The goal was to see how many breaths it took to push a small, wind-powered car with mint Lifesavers for wheels across six feet of classroom floor. Some of the designs in Claudia Gianserra's seventh-grade class at Isaac E. Young Middle School exceeded expectations.  "Nine feet in two breaths!" IBM scientist Brian P. Gaucher said as Team 3's design sailed easily over the masking tape finish line. "Nice job!"

The exercise - creating a vehicle from straws, paper, paper clips and the round hard candies - was one of several activities led by Gaucher and six other scientists from IBM on their 19th annual visit to IEYMS. 

"The lesson beautifully models the state's Next Generation Standards for science," said Gianserra. "We try to make a connection between what we're learning and real life. The goal is to design, test the design and improve the design."

Dr. Scott Misner brings Marine Biology Club down to Long Island Sound!

A group of 15 middle school students participated in a marine biology program at Isaac E. Young Middle School in New Rochelle NY, where students took 10 walking trips to the Long Island Sound to study and conduct research.  Students (1) measured water salinity, (2) turbidity, and (3) sketched wild life. They got to meet and work alongside Dr. Meghan Marrero of Mercy College, who wrote the textbook on Marine Science.

Cohort 1
MISTI Cohort 1 shares tips for the first year of teaching!

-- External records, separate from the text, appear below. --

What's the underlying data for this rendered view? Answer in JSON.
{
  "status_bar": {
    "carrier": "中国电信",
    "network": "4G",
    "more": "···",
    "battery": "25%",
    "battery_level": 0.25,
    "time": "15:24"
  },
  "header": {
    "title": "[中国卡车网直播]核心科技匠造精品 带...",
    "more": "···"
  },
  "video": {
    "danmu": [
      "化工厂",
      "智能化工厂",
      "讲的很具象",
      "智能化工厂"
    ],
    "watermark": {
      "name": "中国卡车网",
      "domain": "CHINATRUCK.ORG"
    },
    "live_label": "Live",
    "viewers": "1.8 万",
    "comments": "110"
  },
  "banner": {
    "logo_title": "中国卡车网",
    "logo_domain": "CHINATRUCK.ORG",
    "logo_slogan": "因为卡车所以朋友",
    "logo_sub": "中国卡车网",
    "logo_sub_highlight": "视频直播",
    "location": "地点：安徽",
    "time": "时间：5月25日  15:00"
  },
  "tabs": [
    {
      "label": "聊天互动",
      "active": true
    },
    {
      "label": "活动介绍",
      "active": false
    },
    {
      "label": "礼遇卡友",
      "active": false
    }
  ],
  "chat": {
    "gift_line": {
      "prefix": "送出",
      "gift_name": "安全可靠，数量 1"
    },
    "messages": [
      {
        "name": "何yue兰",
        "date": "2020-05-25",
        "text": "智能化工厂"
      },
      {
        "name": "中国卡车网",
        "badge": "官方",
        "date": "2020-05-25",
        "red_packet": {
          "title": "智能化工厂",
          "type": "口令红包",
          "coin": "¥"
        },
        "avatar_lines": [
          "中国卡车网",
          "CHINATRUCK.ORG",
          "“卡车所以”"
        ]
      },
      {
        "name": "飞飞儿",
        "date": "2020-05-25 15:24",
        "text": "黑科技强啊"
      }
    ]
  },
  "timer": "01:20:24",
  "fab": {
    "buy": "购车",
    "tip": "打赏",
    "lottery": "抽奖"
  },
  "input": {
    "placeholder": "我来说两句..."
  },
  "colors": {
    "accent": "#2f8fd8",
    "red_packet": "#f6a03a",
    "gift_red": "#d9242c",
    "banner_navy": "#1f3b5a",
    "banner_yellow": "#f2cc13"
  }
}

MISTI Scholars Kimberly Whyte, Ashley Montana, and Cindy Dionizio share inside tips for handling first-year teaching problems Each works in a high-needs school, but they discussed varying approaches to school culture in public versus charter schools.

"Meet the Expert": White Plains Teacher Alexandra Danz Brings in Science Experts

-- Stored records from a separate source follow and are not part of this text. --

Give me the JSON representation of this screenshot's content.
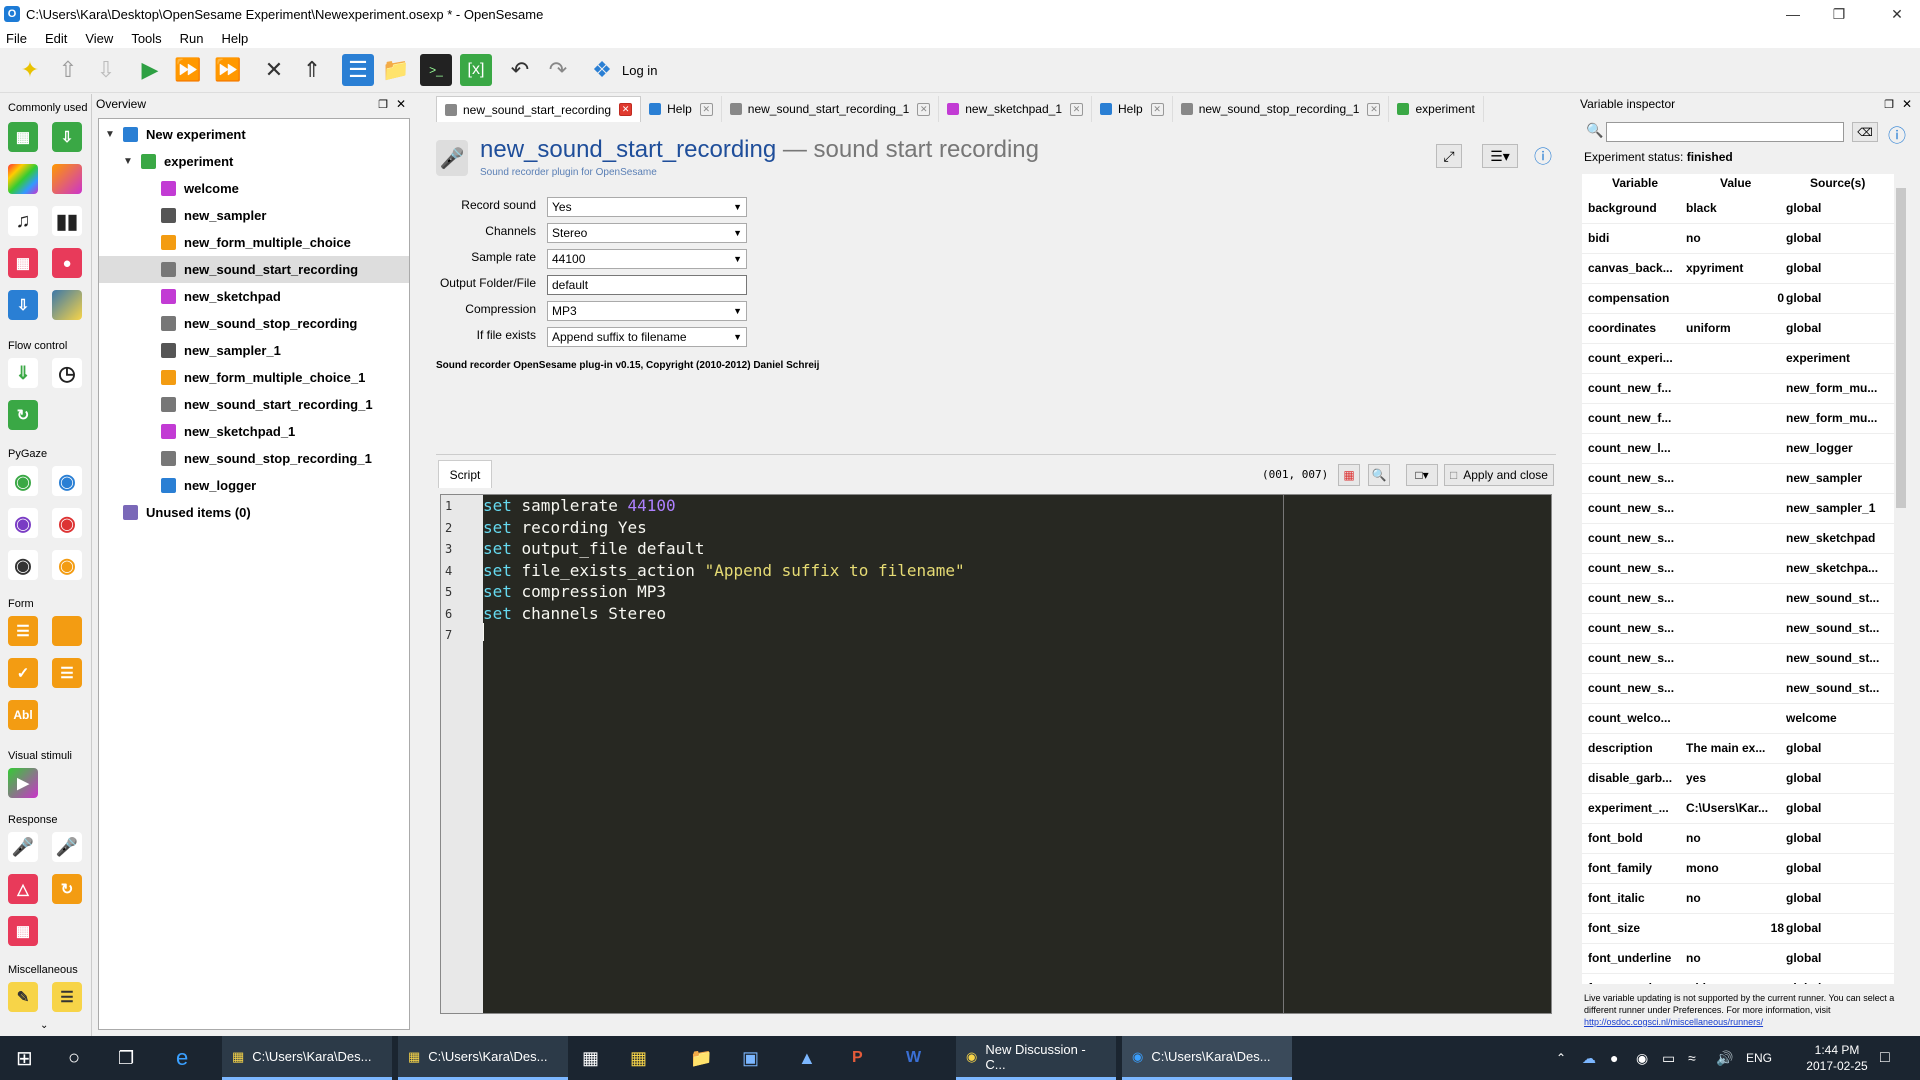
{
  "window": {
    "title": "C:\\Users\\Kara\\Desktop\\OpenSesame Experiment\\Newexperiment.osexp * - OpenSesame",
    "app_icon_letter": "O"
  },
  "menu": [
    "File",
    "Edit",
    "View",
    "Tools",
    "Run",
    "Help"
  ],
  "toolbar": {
    "login_label": "Log in"
  },
  "palette": {
    "sections": [
      "Commonly used",
      "Flow control",
      "PyGaze",
      "Form",
      "Visual stimuli",
      "Response",
      "Miscellaneous"
    ],
    "form_text_icon": "Abl"
  },
  "overview": {
    "title": "Overview",
    "root": "New experiment",
    "sequence": "experiment",
    "items": [
      {
        "name": "welcome",
        "color": "#c23bd4"
      },
      {
        "name": "new_sampler",
        "color": "#555555"
      },
      {
        "name": "new_form_multiple_choice",
        "color": "#f39c12"
      },
      {
        "name": "new_sound_start_recording",
        "color": "#777777"
      },
      {
        "name": "new_sketchpad",
        "color": "#c23bd4"
      },
      {
        "name": "new_sound_stop_recording",
        "color": "#777777"
      },
      {
        "name": "new_sampler_1",
        "color": "#555555"
      },
      {
        "name": "new_form_multiple_choice_1",
        "color": "#f39c12"
      },
      {
        "name": "new_sound_start_recording_1",
        "color": "#777777"
      },
      {
        "name": "new_sketchpad_1",
        "color": "#c23bd4"
      },
      {
        "name": "new_sound_stop_recording_1",
        "color": "#777777"
      },
      {
        "name": "new_logger",
        "color": "#2a7fd4"
      }
    ],
    "unused": "Unused items (0)"
  },
  "tabs": [
    {
      "label": "new_sound_start_recording",
      "active": true
    },
    {
      "label": "Help"
    },
    {
      "label": "new_sound_start_recording_1"
    },
    {
      "label": "new_sketchpad_1"
    },
    {
      "label": "Help"
    },
    {
      "label": "new_sound_stop_recording_1"
    },
    {
      "label": "experiment"
    }
  ],
  "item": {
    "name": "new_sound_start_recording",
    "type": "— sound start recording",
    "description": "Sound recorder plugin for OpenSesame"
  },
  "form": {
    "record_sound": {
      "label": "Record sound",
      "value": "Yes"
    },
    "channels": {
      "label": "Channels",
      "value": "Stereo"
    },
    "sample_rate": {
      "label": "Sample rate",
      "value": "44100"
    },
    "output": {
      "label": "Output Folder/File",
      "value": "default"
    },
    "compression": {
      "label": "Compression",
      "value": "MP3"
    },
    "if_exists": {
      "label": "If file exists",
      "value": "Append suffix to filename"
    }
  },
  "plugin_copyright": "Sound recorder OpenSesame plug-in v0.15, Copyright (2010-2012) Daniel Schreij",
  "script": {
    "tab_label": "Script",
    "cursor": "(001, 007)",
    "apply_label": "Apply and close",
    "lines": [
      {
        "kw": "set",
        "rest": " samplerate ",
        "val": "44100",
        "cls": "num"
      },
      {
        "kw": "set",
        "rest": " recording Yes",
        "val": "",
        "cls": ""
      },
      {
        "kw": "set",
        "rest": " output_file default",
        "val": "",
        "cls": ""
      },
      {
        "kw": "set",
        "rest": " file_exists_action ",
        "val": "\"Append suffix to filename\"",
        "cls": "str"
      },
      {
        "kw": "set",
        "rest": " compression MP3",
        "val": "",
        "cls": ""
      },
      {
        "kw": "set",
        "rest": " channels Stereo",
        "val": "",
        "cls": ""
      },
      {
        "kw": "",
        "rest": "",
        "val": "",
        "cls": ""
      }
    ]
  },
  "inspector": {
    "title": "Variable inspector",
    "status_label": "Experiment status:",
    "status_value": "finished",
    "headers": [
      "Variable",
      "Value",
      "Source(s)"
    ],
    "rows": [
      [
        "background",
        "black",
        "global"
      ],
      [
        "bidi",
        "no",
        "global"
      ],
      [
        "canvas_back...",
        "xpyriment",
        "global"
      ],
      [
        "compensation",
        "0",
        "global"
      ],
      [
        "coordinates",
        "uniform",
        "global"
      ],
      [
        "count_experi...",
        "",
        "experiment"
      ],
      [
        "count_new_f...",
        "",
        "new_form_mu..."
      ],
      [
        "count_new_f...",
        "",
        "new_form_mu..."
      ],
      [
        "count_new_l...",
        "",
        "new_logger"
      ],
      [
        "count_new_s...",
        "",
        "new_sampler"
      ],
      [
        "count_new_s...",
        "",
        "new_sampler_1"
      ],
      [
        "count_new_s...",
        "",
        "new_sketchpad"
      ],
      [
        "count_new_s...",
        "",
        "new_sketchpa..."
      ],
      [
        "count_new_s...",
        "",
        "new_sound_st..."
      ],
      [
        "count_new_s...",
        "",
        "new_sound_st..."
      ],
      [
        "count_new_s...",
        "",
        "new_sound_st..."
      ],
      [
        "count_new_s...",
        "",
        "new_sound_st..."
      ],
      [
        "count_welco...",
        "",
        "welcome"
      ],
      [
        "description",
        "The main ex...",
        "global"
      ],
      [
        "disable_garb...",
        "yes",
        "global"
      ],
      [
        "experiment_...",
        "C:\\Users\\Kar...",
        "global"
      ],
      [
        "font_bold",
        "no",
        "global"
      ],
      [
        "font_family",
        "mono",
        "global"
      ],
      [
        "font_italic",
        "no",
        "global"
      ],
      [
        "font_size",
        "18",
        "global"
      ],
      [
        "font_underline",
        "no",
        "global"
      ],
      [
        "foreground",
        "white",
        "global"
      ]
    ],
    "note": "Live variable updating is not supported by the current runner. You can select a different runner under Preferences. For more information, visit",
    "note_link": "http://osdoc.cogsci.nl/miscellaneous/runners/"
  },
  "taskbar": {
    "apps": [
      {
        "label": "C:\\Users\\Kara\\Des..."
      },
      {
        "label": "C:\\Users\\Kara\\Des..."
      },
      {
        "label": "New Discussion - C..."
      },
      {
        "label": "C:\\Users\\Kara\\Des..."
      }
    ],
    "lang": "ENG",
    "time": "1:44 PM",
    "date": "2017-02-25"
  }
}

News 12 meterologist Geoff Bansen was invited to come to White Plains Highlands Middle School as part of the "Ask the Expert" series, organized by Earth Science teacher Alexandra Danz. The series was funded as a mini-grant through the Wipro Science Education Fellowship, of which Ms. Danz is a Fellow, and will bring in various experts in the sciences to introduce real-life STEM professions to her students. Also scheduled is a NASA solar ambassador. 

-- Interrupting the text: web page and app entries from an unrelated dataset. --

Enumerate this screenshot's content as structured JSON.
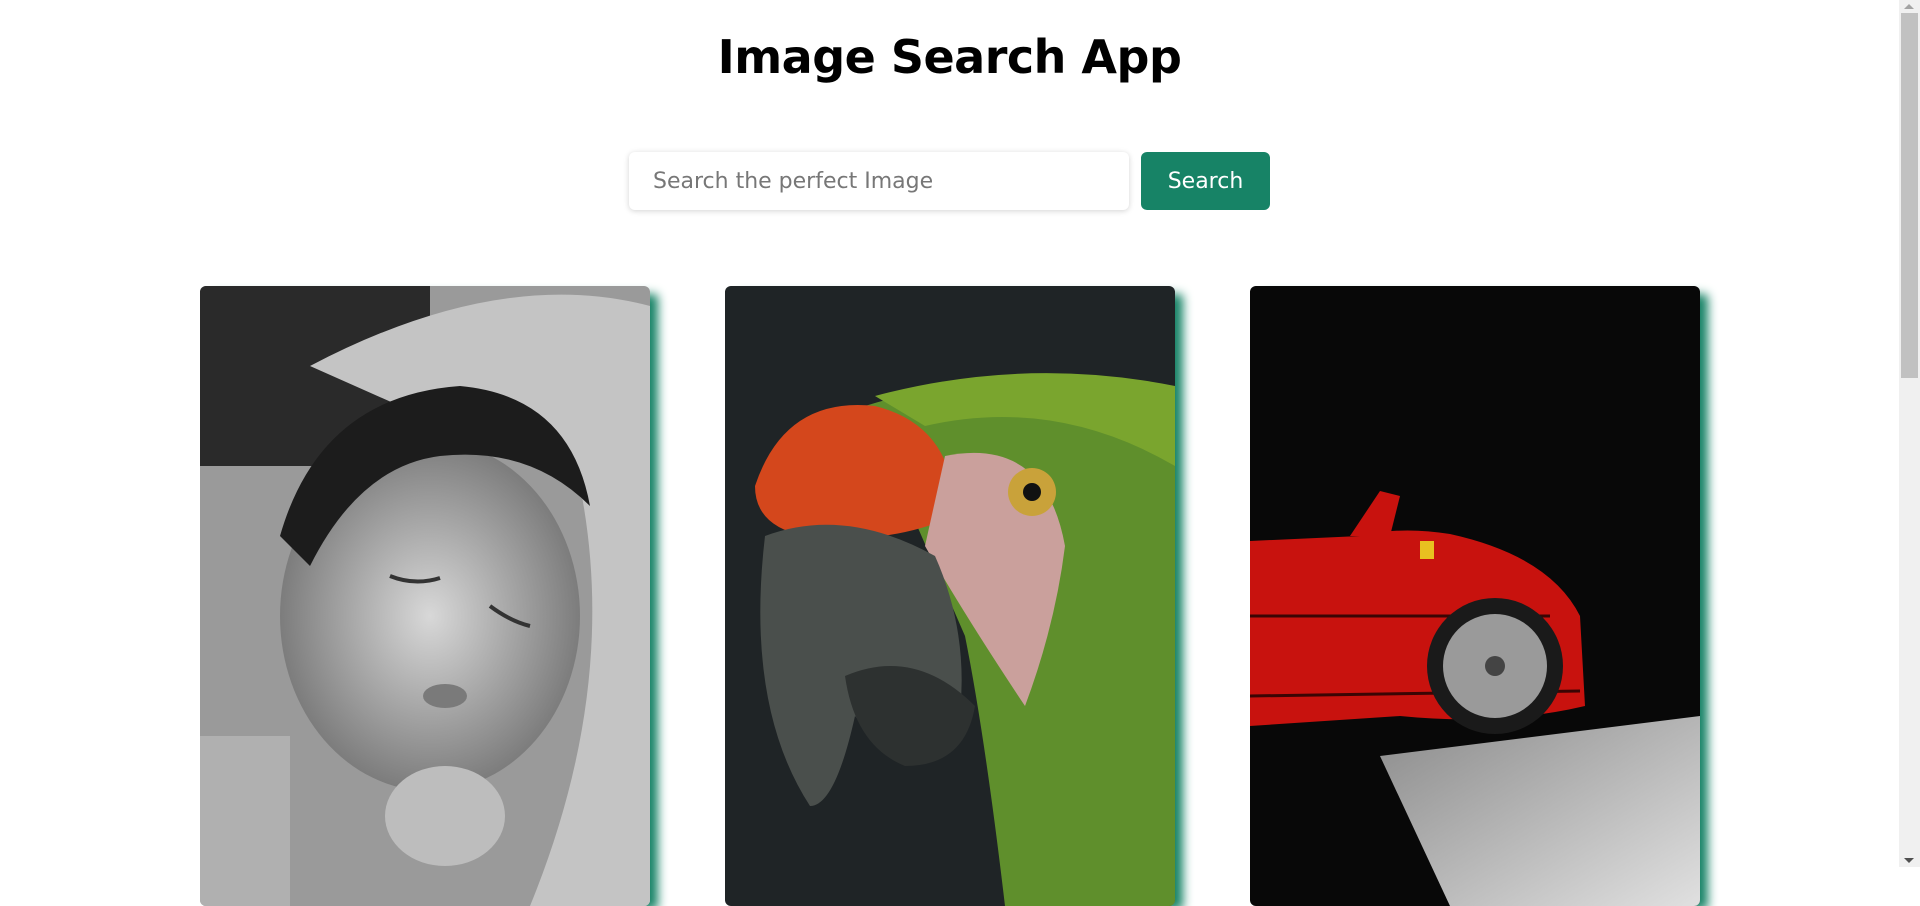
{
  "header": {
    "title": "Image Search App"
  },
  "search": {
    "placeholder": "Search the perfect Image",
    "value": "",
    "button_label": "Search"
  },
  "colors": {
    "accent": "#178366"
  },
  "results": [
    {
      "subject": "sleeping-baby-photo"
    },
    {
      "subject": "parrot-photo"
    },
    {
      "subject": "red-sports-car-photo"
    }
  ]
}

Maria O'Brien, science teacher at Park Avenue Elementary School in Port Chester, is part of the school district's achievement at being "Carbon Neutral Now", an initiative by the UN. Port Chester schools have put an emphasis on good environmental practices and have offset 1900 tons of carbon produced by the schools by contributing to green project in India, which the students choose. "You have to keep working at it" O'Brien said. It's become part of our global education, our science. I really want the kids to internalize it."

STEM Master Teacher Fellow Johanna Vasquez has a "Trashion Fashion Show"

Johanna Vasquez, a 4th grade teacher from Trinity School in New Rochelle, had her students create fashion from recyclable materials

 

 

Leana Peltier

Leana Peltier, New York Wipro SEF Cohort I Fellow and current District Coordinator of Tarrytown, was awarded nearly $10,000 in university and private funding to conduct a vertical professional learning community (V-PLC) with teachers in her district. Eight teachers of grades kindergarten through twelfth are participating in this program during the 2018-2019 school year and meet once every three weeks. This is the second year of the program. The team’s work is focused around understanding and implementing inquiry strategies of teaching and learning and the NGSS Science and Engineering Practices. Through this grant, Leana supports and facilitates a space that allows elementary, middle and high school science teachers to share and reflect on best science practices and provide content understanding in science. The teachers take turns facilitating demonstrations and activities and then work in groups of two (an upper grade teacher with a lower grade teacher) to co-plan their lessons. Another phase of this Science PLC is classroom observations. The elementary teachers visit a high school classroom and each high school teacher visits an elementary classroom. The observers take notes and then debrief the lesson at a meeting where the group follows a feedback protocol. When they have completed the program, they will earn in-service credits or a stipend for their participation. Leana is currently a doctoral student in Teachers College Columbia University’s Science Education program.